England are in Pot Two, and will be looking for a favourable draw that could see them in the same group as Poland, Greece and the Czech Republic, increasing their chances of getting through to the latter stages.
Progression beyond the group stage in Poland and Ukraine next year, and ideally to victory, is arguably more important than ever for England.
Barring a spectacular volte-face Fabio Capello will leave his role as manager after a tenure that’s promised so much, but failed to deliver when on the main stage. It’s almost certainly the last major tournament for many of England’s so-called ‘Golden Generation’ – the likelihood is that Steven Gerrard, Rio Ferdinand and Frank Lampard will be fringe, rather than first-choice, players come the 2014 World Cup in Brazil.
But is a successful campaign perhaps more essential in order to enthuse a fan base that appears increasingly frustrated with major aspects of the national game?
England won their last two friendly fixtures, most notably against World Champions Spain, but what also made the headlines was the attendance at the second of those matches against Sweden. Wembley saw a crowd of just under 49,000 – the lowest England has seen at the new stadium. While a midweek match in tough economic times explains it in part, it was almost half the attendance of the Spain match just days before.
So is part of the reason that fans feel the divide between them and players is greater than ever? Do fans question whether players really care? Is the passion the supporters feel not felt by the guys on the pitch?
Certainly it doesn’t help that some players continue to set bad examples. Allegations of racism aside, swearing and hostility towards referees persists, despite the introduction by the Football Association of good initiatives such as the Respect campaign.

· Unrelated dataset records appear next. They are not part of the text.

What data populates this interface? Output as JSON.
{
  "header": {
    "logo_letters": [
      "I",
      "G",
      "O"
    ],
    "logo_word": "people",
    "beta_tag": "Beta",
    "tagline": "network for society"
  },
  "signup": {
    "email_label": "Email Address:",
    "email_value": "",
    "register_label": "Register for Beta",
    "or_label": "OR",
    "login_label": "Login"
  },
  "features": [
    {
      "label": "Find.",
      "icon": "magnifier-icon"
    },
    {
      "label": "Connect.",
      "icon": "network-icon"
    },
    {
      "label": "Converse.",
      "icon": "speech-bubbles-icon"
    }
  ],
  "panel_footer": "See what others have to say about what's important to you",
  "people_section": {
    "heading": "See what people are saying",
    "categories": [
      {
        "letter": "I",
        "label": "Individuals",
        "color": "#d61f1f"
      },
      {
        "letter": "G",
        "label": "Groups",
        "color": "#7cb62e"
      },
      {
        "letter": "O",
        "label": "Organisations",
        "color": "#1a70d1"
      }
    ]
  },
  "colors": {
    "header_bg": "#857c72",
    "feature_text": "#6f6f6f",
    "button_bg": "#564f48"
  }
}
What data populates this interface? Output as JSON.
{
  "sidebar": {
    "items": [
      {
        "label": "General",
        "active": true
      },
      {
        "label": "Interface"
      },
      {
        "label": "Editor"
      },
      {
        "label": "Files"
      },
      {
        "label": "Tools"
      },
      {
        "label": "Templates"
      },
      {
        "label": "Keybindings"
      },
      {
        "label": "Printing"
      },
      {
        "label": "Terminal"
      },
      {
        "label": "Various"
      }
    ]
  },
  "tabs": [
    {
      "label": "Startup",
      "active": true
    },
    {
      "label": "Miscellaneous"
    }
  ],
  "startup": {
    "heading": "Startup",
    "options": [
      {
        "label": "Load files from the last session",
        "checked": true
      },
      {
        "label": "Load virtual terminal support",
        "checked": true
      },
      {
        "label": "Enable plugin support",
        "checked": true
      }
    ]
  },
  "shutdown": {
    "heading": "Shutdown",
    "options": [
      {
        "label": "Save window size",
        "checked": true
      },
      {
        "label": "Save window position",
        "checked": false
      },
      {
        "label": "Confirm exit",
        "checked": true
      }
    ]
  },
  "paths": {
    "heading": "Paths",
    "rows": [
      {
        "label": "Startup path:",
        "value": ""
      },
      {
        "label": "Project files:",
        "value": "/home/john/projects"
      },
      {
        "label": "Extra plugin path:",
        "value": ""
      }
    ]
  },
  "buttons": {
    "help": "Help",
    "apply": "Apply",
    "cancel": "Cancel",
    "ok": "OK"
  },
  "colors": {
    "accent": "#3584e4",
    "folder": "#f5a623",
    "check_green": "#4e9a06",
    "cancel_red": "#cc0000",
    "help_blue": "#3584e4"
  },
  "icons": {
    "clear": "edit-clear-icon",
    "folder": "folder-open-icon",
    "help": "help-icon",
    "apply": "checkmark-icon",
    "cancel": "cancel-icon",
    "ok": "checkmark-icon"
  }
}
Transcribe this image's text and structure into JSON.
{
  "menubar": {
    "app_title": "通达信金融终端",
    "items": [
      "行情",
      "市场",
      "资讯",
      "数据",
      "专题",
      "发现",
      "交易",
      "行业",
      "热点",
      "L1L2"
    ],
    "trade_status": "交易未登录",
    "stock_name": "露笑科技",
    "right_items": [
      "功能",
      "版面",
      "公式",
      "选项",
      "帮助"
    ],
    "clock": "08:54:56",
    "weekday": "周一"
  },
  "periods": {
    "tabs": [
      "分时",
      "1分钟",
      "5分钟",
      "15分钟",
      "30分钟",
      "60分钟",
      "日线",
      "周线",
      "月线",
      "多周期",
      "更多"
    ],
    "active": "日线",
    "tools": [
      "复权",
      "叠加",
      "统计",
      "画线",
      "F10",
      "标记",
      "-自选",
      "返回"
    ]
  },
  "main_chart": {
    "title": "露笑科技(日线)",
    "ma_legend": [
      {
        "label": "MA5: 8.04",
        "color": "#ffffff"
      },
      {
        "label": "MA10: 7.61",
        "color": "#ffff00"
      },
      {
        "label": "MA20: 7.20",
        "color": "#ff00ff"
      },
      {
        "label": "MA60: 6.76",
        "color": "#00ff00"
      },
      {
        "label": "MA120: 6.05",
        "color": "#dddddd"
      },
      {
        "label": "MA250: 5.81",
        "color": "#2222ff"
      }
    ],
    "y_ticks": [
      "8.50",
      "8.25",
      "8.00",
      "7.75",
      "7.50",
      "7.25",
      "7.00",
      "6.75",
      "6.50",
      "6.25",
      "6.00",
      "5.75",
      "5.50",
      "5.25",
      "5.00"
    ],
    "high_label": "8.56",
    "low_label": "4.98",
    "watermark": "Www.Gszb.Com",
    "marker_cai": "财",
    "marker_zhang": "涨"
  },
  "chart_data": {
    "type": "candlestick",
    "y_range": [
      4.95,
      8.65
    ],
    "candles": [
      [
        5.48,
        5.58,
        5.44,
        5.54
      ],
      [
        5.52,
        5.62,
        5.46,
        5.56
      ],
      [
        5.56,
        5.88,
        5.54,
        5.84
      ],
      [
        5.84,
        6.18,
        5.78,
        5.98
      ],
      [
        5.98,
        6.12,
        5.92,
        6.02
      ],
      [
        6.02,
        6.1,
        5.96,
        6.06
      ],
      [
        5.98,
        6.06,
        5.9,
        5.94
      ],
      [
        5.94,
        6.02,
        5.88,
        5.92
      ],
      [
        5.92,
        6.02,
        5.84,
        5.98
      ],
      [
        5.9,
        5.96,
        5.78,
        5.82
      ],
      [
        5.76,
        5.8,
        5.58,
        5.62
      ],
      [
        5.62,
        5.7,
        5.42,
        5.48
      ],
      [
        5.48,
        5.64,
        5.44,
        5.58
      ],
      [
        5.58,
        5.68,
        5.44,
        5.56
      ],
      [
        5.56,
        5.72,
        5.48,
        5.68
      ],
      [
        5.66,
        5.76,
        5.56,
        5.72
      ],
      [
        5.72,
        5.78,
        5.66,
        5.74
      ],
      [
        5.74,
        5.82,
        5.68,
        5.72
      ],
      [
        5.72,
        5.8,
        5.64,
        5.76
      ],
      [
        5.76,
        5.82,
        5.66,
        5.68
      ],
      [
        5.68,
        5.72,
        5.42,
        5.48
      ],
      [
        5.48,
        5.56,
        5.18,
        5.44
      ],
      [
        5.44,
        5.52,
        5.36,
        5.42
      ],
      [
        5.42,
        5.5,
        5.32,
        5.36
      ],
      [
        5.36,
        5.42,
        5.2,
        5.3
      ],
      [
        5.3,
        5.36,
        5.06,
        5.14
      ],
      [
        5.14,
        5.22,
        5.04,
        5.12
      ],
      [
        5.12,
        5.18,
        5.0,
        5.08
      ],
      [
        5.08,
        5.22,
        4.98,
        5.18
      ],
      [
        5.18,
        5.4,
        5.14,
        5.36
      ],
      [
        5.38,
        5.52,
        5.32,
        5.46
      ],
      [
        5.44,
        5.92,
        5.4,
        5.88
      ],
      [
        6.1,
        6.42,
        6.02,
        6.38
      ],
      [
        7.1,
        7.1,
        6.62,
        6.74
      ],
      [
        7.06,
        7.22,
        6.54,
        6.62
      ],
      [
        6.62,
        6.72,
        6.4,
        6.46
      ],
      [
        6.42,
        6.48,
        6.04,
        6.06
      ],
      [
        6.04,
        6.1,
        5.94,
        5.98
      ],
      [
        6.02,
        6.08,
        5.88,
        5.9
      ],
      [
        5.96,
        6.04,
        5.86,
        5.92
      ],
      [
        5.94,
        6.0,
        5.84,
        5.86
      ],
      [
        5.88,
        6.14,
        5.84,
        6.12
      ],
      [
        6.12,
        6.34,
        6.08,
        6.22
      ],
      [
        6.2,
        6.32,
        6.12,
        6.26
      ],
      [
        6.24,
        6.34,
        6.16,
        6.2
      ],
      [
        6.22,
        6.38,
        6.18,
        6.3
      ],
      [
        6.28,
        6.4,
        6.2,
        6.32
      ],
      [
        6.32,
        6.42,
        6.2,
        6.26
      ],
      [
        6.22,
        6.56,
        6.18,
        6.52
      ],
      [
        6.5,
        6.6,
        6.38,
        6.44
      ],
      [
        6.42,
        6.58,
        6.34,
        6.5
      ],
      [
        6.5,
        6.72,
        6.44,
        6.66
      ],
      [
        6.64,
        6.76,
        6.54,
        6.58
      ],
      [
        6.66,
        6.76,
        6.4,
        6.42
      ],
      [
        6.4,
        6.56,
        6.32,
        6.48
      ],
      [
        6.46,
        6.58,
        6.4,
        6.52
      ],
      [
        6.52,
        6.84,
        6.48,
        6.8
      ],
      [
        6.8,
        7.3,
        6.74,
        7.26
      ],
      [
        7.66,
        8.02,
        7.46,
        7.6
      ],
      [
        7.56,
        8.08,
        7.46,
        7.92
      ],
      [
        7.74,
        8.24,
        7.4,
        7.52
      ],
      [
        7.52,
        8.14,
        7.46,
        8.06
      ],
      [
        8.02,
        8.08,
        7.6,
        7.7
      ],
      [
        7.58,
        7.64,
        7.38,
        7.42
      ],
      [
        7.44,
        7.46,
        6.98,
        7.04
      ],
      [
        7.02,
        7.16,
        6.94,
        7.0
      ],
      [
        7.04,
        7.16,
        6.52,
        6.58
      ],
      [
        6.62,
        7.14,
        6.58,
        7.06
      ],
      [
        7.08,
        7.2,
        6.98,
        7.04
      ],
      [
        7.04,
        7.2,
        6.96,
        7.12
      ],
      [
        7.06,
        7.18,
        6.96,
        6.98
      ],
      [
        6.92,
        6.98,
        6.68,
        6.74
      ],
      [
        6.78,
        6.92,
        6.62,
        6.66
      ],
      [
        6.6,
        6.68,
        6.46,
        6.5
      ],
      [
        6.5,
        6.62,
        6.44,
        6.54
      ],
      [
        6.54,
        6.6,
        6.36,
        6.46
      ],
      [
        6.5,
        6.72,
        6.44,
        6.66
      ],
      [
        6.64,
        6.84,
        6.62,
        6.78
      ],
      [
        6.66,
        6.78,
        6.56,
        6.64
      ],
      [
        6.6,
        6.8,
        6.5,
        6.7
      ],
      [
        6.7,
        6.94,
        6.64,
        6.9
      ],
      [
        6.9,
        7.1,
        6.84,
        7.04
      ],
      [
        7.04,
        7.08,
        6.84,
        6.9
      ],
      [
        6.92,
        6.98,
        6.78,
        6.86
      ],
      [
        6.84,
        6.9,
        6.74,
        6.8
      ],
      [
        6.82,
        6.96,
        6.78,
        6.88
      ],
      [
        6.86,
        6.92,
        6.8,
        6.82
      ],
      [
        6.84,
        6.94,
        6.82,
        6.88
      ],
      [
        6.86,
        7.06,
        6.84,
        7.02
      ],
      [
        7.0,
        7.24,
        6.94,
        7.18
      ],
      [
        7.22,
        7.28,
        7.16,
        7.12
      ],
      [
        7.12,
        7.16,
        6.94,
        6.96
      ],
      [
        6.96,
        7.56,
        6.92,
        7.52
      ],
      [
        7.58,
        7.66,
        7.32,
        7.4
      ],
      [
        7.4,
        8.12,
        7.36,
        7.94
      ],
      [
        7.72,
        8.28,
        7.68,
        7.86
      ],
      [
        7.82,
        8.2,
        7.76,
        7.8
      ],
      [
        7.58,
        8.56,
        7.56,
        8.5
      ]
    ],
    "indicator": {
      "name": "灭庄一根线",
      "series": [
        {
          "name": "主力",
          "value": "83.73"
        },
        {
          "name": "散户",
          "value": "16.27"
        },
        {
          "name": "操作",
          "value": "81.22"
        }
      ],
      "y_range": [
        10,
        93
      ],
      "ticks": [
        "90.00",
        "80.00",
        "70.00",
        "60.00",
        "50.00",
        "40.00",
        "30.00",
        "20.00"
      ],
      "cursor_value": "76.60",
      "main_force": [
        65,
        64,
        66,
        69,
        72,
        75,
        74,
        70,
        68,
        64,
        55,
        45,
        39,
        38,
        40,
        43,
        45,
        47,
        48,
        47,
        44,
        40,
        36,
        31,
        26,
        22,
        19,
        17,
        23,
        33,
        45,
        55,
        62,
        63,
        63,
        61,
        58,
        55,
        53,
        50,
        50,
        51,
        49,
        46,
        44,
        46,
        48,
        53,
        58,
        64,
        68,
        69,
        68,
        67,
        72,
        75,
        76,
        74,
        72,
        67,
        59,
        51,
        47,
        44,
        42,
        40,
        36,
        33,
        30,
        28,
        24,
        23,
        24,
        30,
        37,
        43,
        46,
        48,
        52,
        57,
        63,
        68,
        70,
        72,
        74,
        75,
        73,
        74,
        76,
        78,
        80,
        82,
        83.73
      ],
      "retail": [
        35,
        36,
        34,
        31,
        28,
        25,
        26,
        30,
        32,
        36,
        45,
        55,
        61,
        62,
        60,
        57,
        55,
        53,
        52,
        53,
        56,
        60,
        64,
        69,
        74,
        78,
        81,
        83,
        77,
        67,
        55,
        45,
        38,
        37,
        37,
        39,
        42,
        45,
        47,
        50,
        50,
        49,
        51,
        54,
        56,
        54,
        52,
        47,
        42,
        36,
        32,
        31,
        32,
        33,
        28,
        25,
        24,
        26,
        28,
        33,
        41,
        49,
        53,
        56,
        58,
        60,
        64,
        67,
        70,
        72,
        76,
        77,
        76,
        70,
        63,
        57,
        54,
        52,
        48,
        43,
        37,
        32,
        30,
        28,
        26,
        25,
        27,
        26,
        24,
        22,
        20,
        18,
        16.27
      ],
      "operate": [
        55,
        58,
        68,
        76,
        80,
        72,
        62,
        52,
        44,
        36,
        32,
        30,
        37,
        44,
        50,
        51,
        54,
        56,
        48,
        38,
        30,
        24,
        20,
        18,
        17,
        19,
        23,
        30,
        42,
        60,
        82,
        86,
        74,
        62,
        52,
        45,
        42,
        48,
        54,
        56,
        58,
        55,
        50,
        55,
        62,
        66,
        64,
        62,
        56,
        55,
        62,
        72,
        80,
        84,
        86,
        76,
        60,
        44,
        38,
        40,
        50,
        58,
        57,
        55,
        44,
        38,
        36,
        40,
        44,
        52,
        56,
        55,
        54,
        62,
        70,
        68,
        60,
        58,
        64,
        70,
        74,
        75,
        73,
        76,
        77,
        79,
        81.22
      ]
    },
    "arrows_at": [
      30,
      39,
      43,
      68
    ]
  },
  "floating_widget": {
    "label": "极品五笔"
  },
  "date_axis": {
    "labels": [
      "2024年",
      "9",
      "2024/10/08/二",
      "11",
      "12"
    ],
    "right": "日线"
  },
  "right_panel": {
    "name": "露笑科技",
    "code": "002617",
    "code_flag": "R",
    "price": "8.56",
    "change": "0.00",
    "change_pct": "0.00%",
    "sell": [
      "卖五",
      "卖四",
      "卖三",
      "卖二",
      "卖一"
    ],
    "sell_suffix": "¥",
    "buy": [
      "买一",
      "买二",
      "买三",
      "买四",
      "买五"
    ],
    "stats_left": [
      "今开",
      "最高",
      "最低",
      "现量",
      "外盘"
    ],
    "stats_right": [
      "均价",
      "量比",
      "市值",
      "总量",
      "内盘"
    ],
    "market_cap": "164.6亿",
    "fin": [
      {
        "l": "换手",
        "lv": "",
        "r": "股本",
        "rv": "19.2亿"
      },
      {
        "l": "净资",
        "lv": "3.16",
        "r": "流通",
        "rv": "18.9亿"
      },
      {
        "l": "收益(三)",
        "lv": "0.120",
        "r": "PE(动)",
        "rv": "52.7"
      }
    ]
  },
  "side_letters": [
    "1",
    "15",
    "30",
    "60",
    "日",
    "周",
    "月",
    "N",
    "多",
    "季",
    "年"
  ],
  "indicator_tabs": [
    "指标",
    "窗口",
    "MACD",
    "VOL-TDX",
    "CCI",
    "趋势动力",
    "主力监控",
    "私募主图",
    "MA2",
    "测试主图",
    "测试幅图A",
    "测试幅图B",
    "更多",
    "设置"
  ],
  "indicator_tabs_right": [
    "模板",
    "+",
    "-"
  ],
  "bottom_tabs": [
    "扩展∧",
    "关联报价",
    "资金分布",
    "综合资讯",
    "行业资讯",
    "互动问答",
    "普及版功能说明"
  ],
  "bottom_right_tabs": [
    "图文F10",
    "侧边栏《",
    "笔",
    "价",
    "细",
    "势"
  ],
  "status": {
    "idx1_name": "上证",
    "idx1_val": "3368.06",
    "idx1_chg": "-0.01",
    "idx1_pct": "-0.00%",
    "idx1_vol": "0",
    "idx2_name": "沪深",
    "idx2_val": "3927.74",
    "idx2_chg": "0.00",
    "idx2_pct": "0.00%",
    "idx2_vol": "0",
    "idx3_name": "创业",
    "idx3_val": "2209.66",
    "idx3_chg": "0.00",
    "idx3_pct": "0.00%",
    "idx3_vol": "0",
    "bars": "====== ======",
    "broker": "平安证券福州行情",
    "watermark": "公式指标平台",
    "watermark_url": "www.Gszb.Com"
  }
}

Indeed, yesterday’s Your Call, which featured the FA’s director of football development Sir Trevor Brooking and looked at the state of grassroots football in the country, saw fans once again call for better examples to be set by those at the top of the profession.
There’s no doubt the country – or at least England - will get behind the team come the summer, and there are many reasons to be cheerful (the new crop of young players especially). But there seems to be a good argument that a successful campaign will do more than just push the team up the world rankings.
Will Cooper is Senior Content Producer at 5 live